My set that day was my first attempt at re-creating after a fashion the old Victorian photo parlor feel, with some IKEA drapes and tie-backs I found at Bed Bath & Beyond pulled out a couple feet from a backdrop. Since my studio is shared, I can’t build anything permanent, but instead the whole thing gets pulled together with some Manfrotto Auto-Poles which just happen to reach the ceiling of the studio with a couple inches to spare. I think the effect is working, although I’d still like some bigger tassels on the tie-backs. See some of my previous posts here from my collection of CDVs for examples. Images from the shoot will follow. One set of images I did of each model had them posing clothed and nude in the same pose. It’s a visual riff on the standard CDV portrait concept, but with of course modern attire, and then pairing it with nudity, certainly something you wouldn’t see in most Victorian CDVs. I also had some fun posing one model with a neat Art Deco floor lamp we have sitting around the studio.

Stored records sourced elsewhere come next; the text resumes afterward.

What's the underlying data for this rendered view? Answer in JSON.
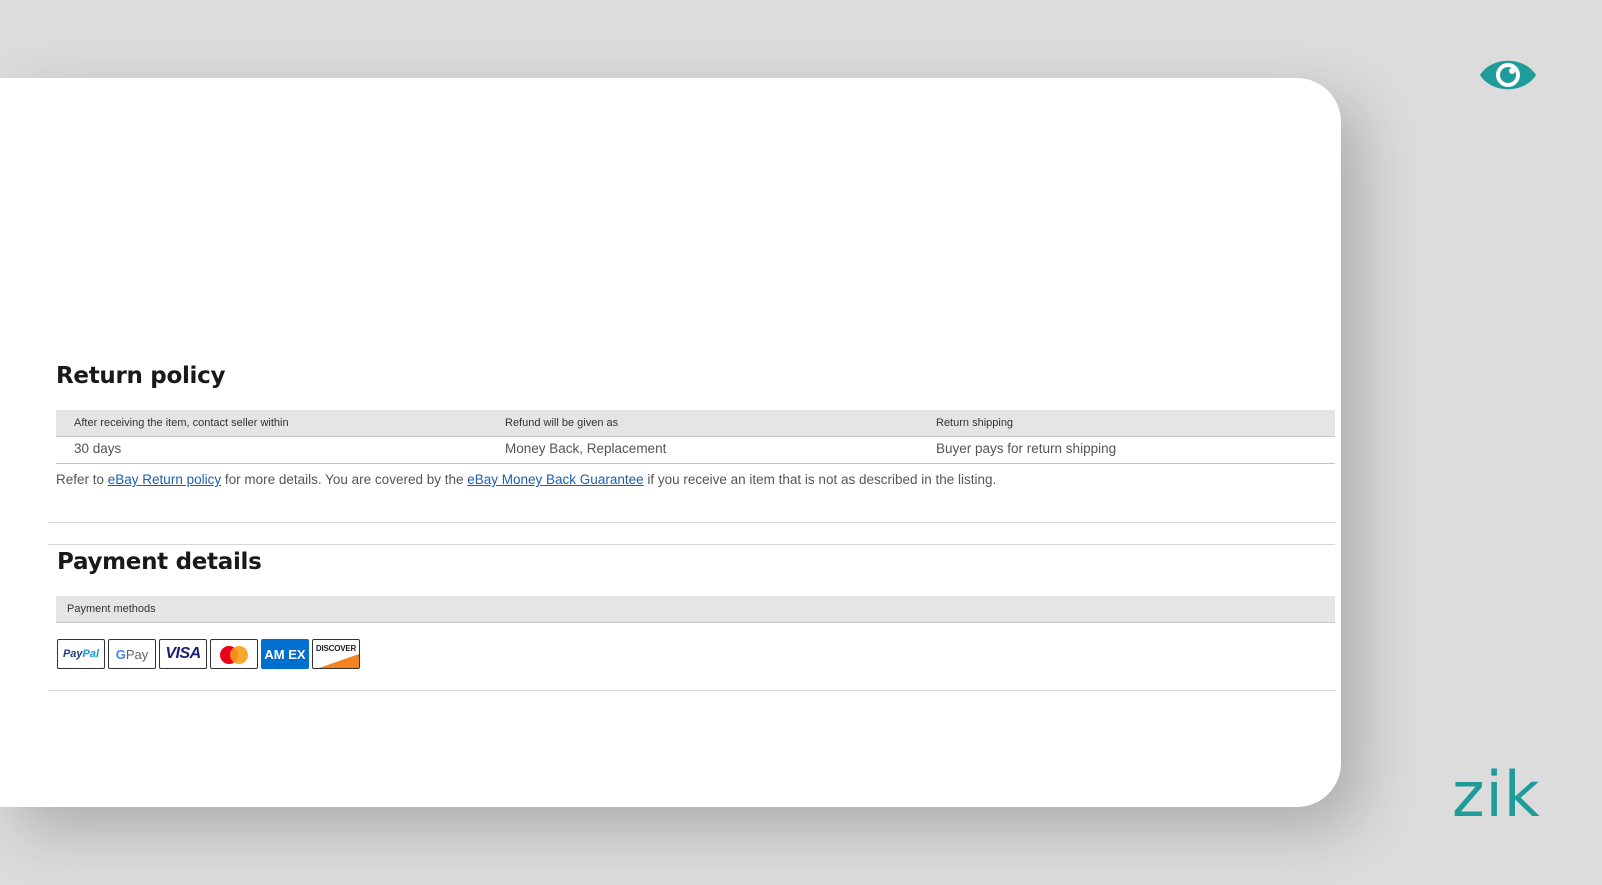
{
  "colors": {
    "background": "#dcdcdc",
    "card": "#ffffff",
    "brand_teal": "#1e9c9a",
    "link": "#1a5fb4",
    "table_header": "#e5e5e5"
  },
  "brand": {
    "eye_icon": "eye-icon",
    "wordmark": "zik"
  },
  "return_policy": {
    "title": "Return policy",
    "headers": [
      "After receiving the item, contact seller within",
      "Refund will be given as",
      "Return shipping"
    ],
    "values": [
      "30 days",
      "Money Back, Replacement",
      "Buyer pays for return shipping"
    ],
    "note": {
      "prefix": "Refer to ",
      "link1": "eBay Return policy",
      "middle": " for more details. You are covered by the ",
      "link2": "eBay Money Back Guarantee",
      "suffix": " if you receive an item that is not as described in the listing."
    }
  },
  "payment_details": {
    "title": "Payment details",
    "header": "Payment methods",
    "methods": {
      "paypal_a": "Pay",
      "paypal_b": "Pal",
      "gpay_g": "G",
      "gpay_text": " Pay",
      "visa": "VISA",
      "mastercard": "mastercard-icon",
      "amex": "AM EX",
      "discover": "DISCOVER"
    }
  }
}
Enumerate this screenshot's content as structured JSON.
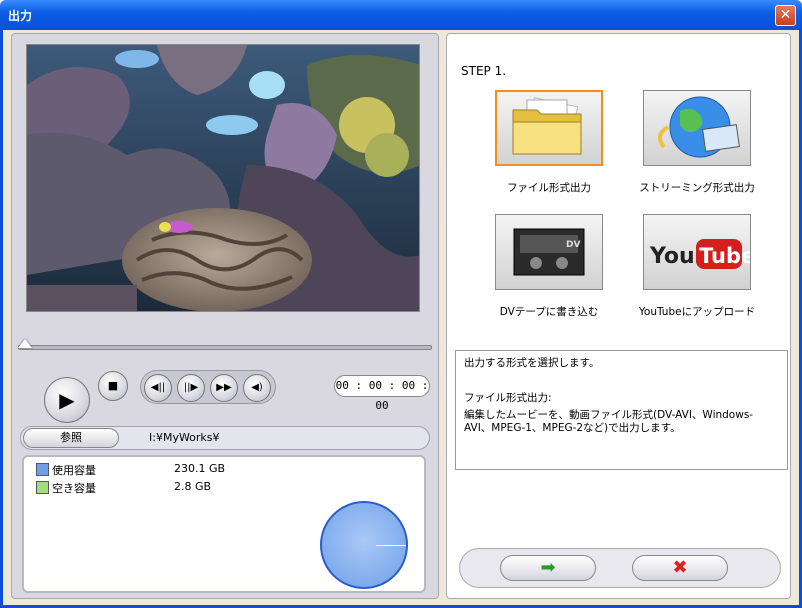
{
  "window": {
    "title": "出力",
    "close_glyph": "✕"
  },
  "player": {
    "timecode": "00 : 00 : 00 : 00",
    "buttons": {
      "play": "▶",
      "stop": "■",
      "prev_frame": "◀||",
      "next_frame": "||▶",
      "fast_forward": "▶▶",
      "mute": "◀)"
    }
  },
  "browse": {
    "button_label": "参照",
    "path": "I:¥MyWorks¥"
  },
  "disk": {
    "used": {
      "label": "使用容量",
      "value": "230.1  GB",
      "color": "#6f9fe8"
    },
    "free": {
      "label": "空き容量",
      "value": "2.8  GB",
      "color": "#9fe07c"
    }
  },
  "step": {
    "title": "STEP 1."
  },
  "options": [
    {
      "label": "ファイル形式出力",
      "icon": "folder-icon",
      "selected": true
    },
    {
      "label": "ストリーミング形式出力",
      "icon": "globe-icon",
      "selected": false
    },
    {
      "label": "DVテープに書き込む",
      "icon": "dv-tape-icon",
      "selected": false
    },
    {
      "label": "YouTubeにアップロード",
      "icon": "youtube-icon",
      "selected": false
    }
  ],
  "description": {
    "line1": "出力する形式を選択します。",
    "heading": "ファイル形式出力:",
    "body": "編集したムービーを、動画ファイル形式(DV-AVI、Windows-AVI、MPEG-1、MPEG-2など)で出力します。"
  },
  "footer": {
    "ok_glyph": "➡",
    "cancel_glyph": "✖"
  },
  "colors": {
    "title_bar": "#0a50d8",
    "selection_border": "#f0901a"
  }
}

I did run into some major frustration with gear, as the shutter on my preferred lens, the 240mm Heliar, decided it wasn’t going to trigger my studio strobes anymore. Adapt and overcome, a-la the US Marines – I pulled out another lens I have of the same focal length, but mounted in a modern shutter that never refuses to trigger my strobes, and carried on. Can I entirely fault the Heliar? Not really – perhaps it’s too much to expect that it trigger the strobes reliably, after all the shutter is nearly 70 years old. I’ll feel lucky if I work as well as that shutter when I’m 70.

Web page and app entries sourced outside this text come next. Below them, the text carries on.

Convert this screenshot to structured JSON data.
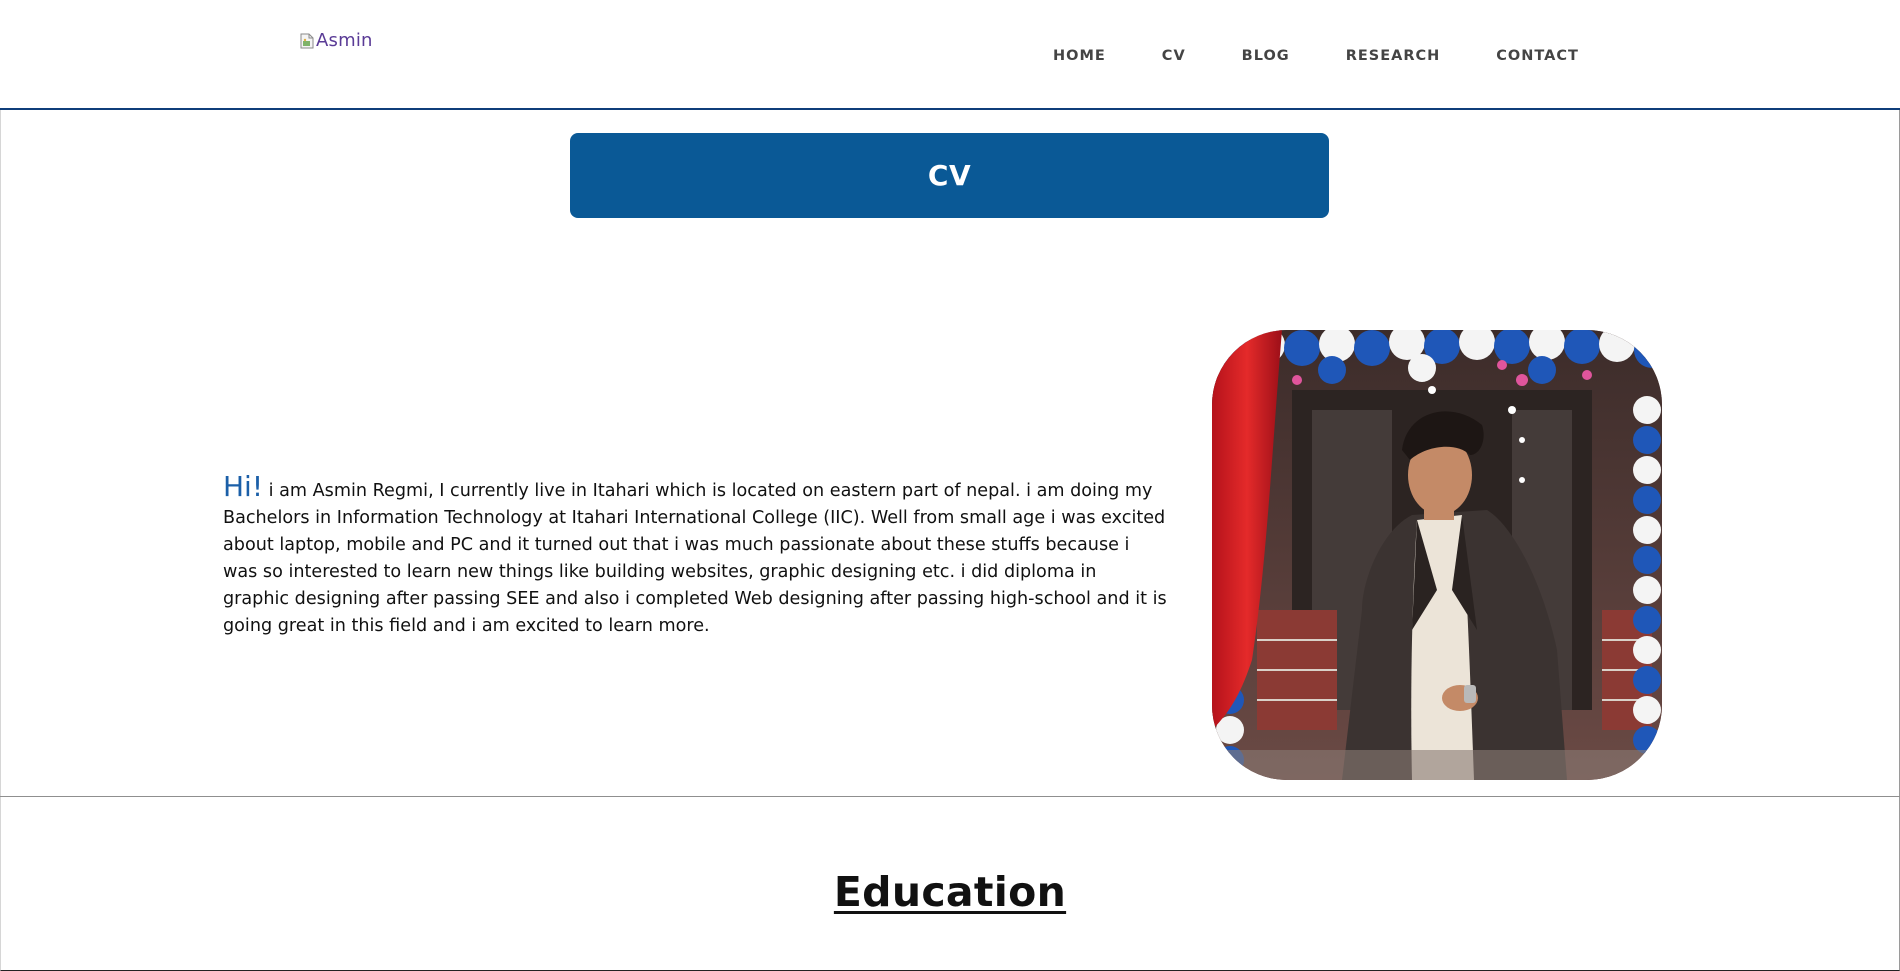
{
  "header": {
    "logo_alt": "Asmin",
    "nav": [
      {
        "label": "HOME"
      },
      {
        "label": "CV"
      },
      {
        "label": "BLOG"
      },
      {
        "label": "RESEARCH"
      },
      {
        "label": "CONTACT"
      }
    ]
  },
  "banner": {
    "title": "CV"
  },
  "intro": {
    "greeting": "Hi!",
    "text": "i am Asmin Regmi, I currently live in Itahari which is located on eastern part of nepal. i am doing my Bachelors in Information Technology at Itahari International College (IIC). Well from small age i was excited about laptop, mobile and PC and it turned out that i was much passionate about these stuffs because i was so interested to learn new things like building websites, graphic designing etc. i did diploma in graphic designing after passing SEE and also i completed Web designing after passing high-school and it is going great in this field and i am excited to learn more."
  },
  "education": {
    "title": "Education"
  },
  "colors": {
    "banner": "#0a5996",
    "header_rule": "#0f3d7a",
    "greeting": "#1b5fa8",
    "logo_alt": "#5a3b96"
  },
  "icons": [
    "broken-image-icon"
  ]
}
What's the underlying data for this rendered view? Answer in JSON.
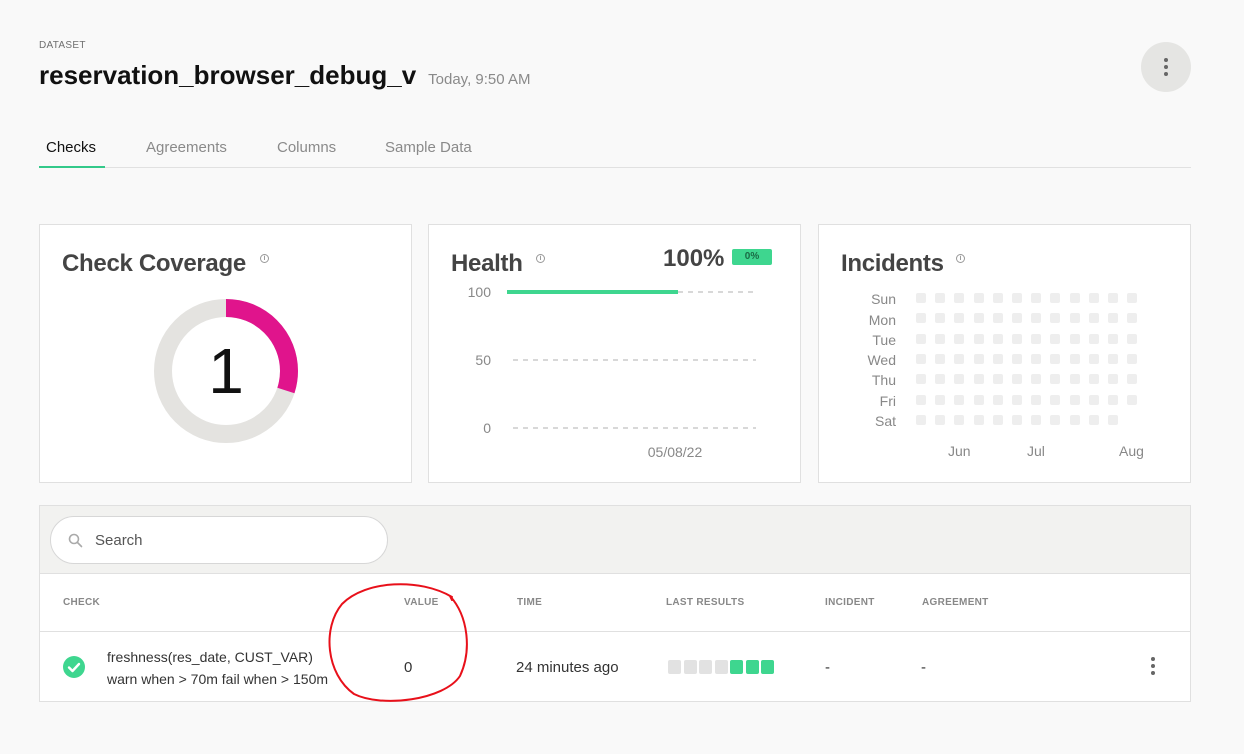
{
  "header": {
    "kicker": "DATASET",
    "title": "reservation_browser_debug_v",
    "timestamp": "Today, 9:50 AM"
  },
  "tabs": [
    {
      "label": "Checks",
      "active": true
    },
    {
      "label": "Agreements",
      "active": false
    },
    {
      "label": "Columns",
      "active": false
    },
    {
      "label": "Sample Data",
      "active": false
    }
  ],
  "coverage": {
    "title": "Check Coverage",
    "value": "1",
    "fraction": 0.3,
    "accent": "#e0148c",
    "track": "#e4e3e0"
  },
  "health": {
    "title": "Health",
    "percent": "100%",
    "badge": "0%",
    "accent": "#3ed68f",
    "y_ticks": [
      "100",
      "50",
      "0"
    ],
    "x_label": "05/08/22"
  },
  "incidents": {
    "title": "Incidents",
    "days": [
      "Sun",
      "Mon",
      "Tue",
      "Wed",
      "Thu",
      "Fri",
      "Sat"
    ],
    "months": [
      "Jun",
      "Jul",
      "Aug"
    ]
  },
  "search": {
    "placeholder": "Search"
  },
  "table": {
    "columns": [
      "CHECK",
      "VALUE",
      "TIME",
      "LAST RESULTS",
      "INCIDENT",
      "AGREEMENT"
    ],
    "rows": [
      {
        "status": "pass",
        "name": "freshness(res_date, CUST_VAR)",
        "rule": "warn when > 70m fail when > 150m",
        "value": "0",
        "time": "24 minutes ago",
        "last_results": [
          "none",
          "none",
          "none",
          "none",
          "pass",
          "pass",
          "pass"
        ],
        "incident": "-",
        "agreement": "-"
      }
    ]
  },
  "colors": {
    "pass": "#3ed68f",
    "none": "#e2e2e2",
    "annotation": "#e8101a"
  }
}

Mr. Fitness capped the day off by not listening to directions while helping me strike the set so my studio-mate could get his backdrop and lighting arranged. He managed to completely release the background support on his side of the background, dropping it from maximum extension to fully collapsed in the blink of an eye, wrinkling the seamless paper and bending the pin on the other background support. To his credit, he did apologize for wrinkling the seamless.

Today was a big darkroom day. I started the morning off doing a major cleaning in the darkroom. I had been accumulating all these chemical storage bottles from back in the day when I did enlarging onto silver gelatin paper. I went through all of them, pouring the thoroughly exhausted remains of several batches of Dektol and Ansco 130 down the drain, followed by copious amounts of water. Most of the other bottles were fortunately empty. They all got packed up in plastic storage bins and put in the downstairs bathroom. Now I have enough space that I can put all my print developing trays under the sink when I’m running film in the Jobo, and the Jobo has a place to live other than the hall floor when I’m printing. Have I said before how tiny my darkroom is? It’s about 7′ by 8′, with a 6’3″ ceiling. It works quite well under the circumstances. Having gotten that out of the way, I ran four batches of sheet film in the Jobo. 15 sheets of 5×7 and four sheets of whole plate. I’ve got one more batch of 5×7 from Saturday to run, then I’m all caught up, and ready for NEXT weekend! I’ll go from a souping fiend to a printing fiend for the rest of October.